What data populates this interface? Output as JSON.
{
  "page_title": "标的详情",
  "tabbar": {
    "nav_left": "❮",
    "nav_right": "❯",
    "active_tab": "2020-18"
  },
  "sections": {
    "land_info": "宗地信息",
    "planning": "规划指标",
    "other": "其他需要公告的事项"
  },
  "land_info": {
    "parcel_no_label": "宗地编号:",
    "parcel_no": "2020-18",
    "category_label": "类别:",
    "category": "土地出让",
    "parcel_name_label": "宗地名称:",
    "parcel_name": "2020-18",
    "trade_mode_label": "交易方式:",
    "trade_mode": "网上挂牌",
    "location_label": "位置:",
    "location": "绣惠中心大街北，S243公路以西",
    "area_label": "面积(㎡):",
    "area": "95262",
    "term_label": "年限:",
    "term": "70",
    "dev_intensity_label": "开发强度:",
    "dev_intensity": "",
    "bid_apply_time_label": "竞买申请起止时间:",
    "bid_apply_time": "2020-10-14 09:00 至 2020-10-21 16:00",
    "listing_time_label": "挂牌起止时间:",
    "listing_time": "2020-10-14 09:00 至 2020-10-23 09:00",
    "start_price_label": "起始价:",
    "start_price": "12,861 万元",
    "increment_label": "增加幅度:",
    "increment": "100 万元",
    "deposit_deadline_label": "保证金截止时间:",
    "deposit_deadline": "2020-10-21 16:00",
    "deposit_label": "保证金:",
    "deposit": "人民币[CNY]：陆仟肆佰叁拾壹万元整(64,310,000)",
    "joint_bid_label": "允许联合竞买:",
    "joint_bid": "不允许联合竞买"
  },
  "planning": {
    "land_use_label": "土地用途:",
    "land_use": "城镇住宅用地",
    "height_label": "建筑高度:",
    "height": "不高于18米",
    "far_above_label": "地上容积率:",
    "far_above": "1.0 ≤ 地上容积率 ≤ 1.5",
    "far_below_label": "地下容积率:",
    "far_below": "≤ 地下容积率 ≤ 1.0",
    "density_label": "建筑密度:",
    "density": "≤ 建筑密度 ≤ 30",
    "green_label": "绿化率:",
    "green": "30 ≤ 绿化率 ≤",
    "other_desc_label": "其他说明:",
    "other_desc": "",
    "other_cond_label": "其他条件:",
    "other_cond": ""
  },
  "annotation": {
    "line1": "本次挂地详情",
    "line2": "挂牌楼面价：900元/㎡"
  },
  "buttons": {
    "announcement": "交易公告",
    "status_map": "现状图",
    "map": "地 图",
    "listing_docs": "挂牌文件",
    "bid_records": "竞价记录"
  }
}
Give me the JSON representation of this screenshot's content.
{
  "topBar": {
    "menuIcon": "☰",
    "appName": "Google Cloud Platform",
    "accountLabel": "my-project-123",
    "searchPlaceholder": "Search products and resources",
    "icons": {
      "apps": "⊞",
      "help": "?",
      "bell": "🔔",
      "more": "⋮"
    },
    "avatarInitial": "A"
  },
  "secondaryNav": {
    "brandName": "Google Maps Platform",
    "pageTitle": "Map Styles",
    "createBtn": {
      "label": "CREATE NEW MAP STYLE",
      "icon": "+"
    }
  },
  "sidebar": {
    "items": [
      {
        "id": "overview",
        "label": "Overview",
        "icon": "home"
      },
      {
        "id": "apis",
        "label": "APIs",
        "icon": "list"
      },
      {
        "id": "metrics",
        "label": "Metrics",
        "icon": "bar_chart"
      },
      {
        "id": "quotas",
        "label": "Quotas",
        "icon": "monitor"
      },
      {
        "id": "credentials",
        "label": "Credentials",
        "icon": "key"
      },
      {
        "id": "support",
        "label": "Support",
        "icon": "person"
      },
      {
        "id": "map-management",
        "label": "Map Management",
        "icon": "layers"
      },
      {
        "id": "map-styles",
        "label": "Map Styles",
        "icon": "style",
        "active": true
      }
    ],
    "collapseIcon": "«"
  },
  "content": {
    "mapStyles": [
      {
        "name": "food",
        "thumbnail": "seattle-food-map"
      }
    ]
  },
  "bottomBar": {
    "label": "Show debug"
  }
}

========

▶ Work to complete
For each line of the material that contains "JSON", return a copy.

▶ Answer to this exercise
What data populates this interface? Output as JSON.
Give me the JSON representation of this screenshot's content.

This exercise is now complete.